Problem requirements:
Print out the data below with every line intact.

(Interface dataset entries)

◆ ◆ ◆ ◆ ◆

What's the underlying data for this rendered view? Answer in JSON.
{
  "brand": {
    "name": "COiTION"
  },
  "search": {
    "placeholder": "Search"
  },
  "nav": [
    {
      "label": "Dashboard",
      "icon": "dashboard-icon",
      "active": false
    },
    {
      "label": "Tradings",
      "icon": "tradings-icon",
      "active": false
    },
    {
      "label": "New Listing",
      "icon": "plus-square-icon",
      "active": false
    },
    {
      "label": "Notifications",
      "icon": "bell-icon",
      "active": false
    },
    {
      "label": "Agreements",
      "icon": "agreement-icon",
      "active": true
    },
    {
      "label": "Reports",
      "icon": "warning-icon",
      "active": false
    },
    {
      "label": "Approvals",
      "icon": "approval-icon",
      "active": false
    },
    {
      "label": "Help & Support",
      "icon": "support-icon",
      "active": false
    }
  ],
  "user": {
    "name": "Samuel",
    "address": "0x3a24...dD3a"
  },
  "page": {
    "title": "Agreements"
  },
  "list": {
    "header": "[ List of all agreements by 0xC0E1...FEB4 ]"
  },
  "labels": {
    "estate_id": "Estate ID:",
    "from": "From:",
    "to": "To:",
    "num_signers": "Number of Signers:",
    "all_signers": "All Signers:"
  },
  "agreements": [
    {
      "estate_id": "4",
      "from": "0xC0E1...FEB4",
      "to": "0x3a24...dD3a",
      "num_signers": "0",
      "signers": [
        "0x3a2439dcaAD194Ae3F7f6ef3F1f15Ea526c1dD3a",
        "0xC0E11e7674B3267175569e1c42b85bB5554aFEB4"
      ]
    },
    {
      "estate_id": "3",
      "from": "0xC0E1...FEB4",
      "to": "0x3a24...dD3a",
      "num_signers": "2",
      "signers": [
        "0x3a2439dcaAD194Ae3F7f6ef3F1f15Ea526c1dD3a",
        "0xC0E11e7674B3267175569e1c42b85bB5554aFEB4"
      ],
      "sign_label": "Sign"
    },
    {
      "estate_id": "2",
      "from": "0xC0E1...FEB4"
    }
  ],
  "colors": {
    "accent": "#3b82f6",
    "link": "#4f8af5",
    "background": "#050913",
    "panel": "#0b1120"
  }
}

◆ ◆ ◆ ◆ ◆

Exercise output:
What's the underlying data for this rendered view? Answer in JSON.
{
  "brand": {
    "name": "COiTION"
  },
  "search": {
    "placeholder": "Search"
  },
  "nav": [
    {
      "label": "Dashboard",
      "icon": "dashboard-icon",
      "active": false
    },
    {
      "label": "Tradings",
      "icon": "tradings-icon",
      "active": false
    },
    {
      "label": "New Listing",
      "icon": "plus-square-icon",
      "active": false
    },
    {
      "label": "Notifications",
      "icon": "bell-icon",
      "active": false
    },
    {
      "label": "Agreements",
      "icon": "agreement-icon",
      "active": true
    },
    {
      "label": "Reports",
      "icon": "warning-icon",
      "active": false
    },
    {
      "label": "Approvals",
      "icon": "approval-icon",
      "active": false
    },
    {
      "label": "Help & Support",
      "icon": "support-icon",
      "active": false
    }
  ],
  "user": {
    "name": "Samuel",
    "address": "0x3a24...dD3a"
  },
  "page": {
    "title": "Agreements"
  },
  "list": {
    "header": "[ List of all agreements by 0xC0E1...FEB4 ]"
  },
  "labels": {
    "estate_id": "Estate ID:",
    "from": "From:",
    "to": "To:",
    "num_signers": "Number of Signers:",
    "all_signers": "All Signers:"
  },
  "agreements": [
    {
      "estate_id": "4",
      "from": "0xC0E1...FEB4",
      "to": "0x3a24...dD3a",
      "num_signers": "0",
      "signers": [
        "0x3a2439dcaAD194Ae3F7f6ef3F1f15Ea526c1dD3a",
        "0xC0E11e7674B3267175569e1c42b85bB5554aFEB4"
      ]
    },
    {
      "estate_id": "3",
      "from": "0xC0E1...FEB4",
      "to": "0x3a24...dD3a",
      "num_signers": "2",
      "signers": [
        "0x3a2439dcaAD194Ae3F7f6ef3F1f15Ea526c1dD3a",
        "0xC0E11e7674B3267175569e1c42b85bB5554aFEB4"
      ],
      "sign_label": "Sign"
    },
    {
      "estate_id": "2",
      "from": "0xC0E1...FEB4"
    }
  ],
  "colors": {
    "accent": "#3b82f6",
    "link": "#4f8af5",
    "background": "#050913",
    "panel": "#0b1120"
  }
}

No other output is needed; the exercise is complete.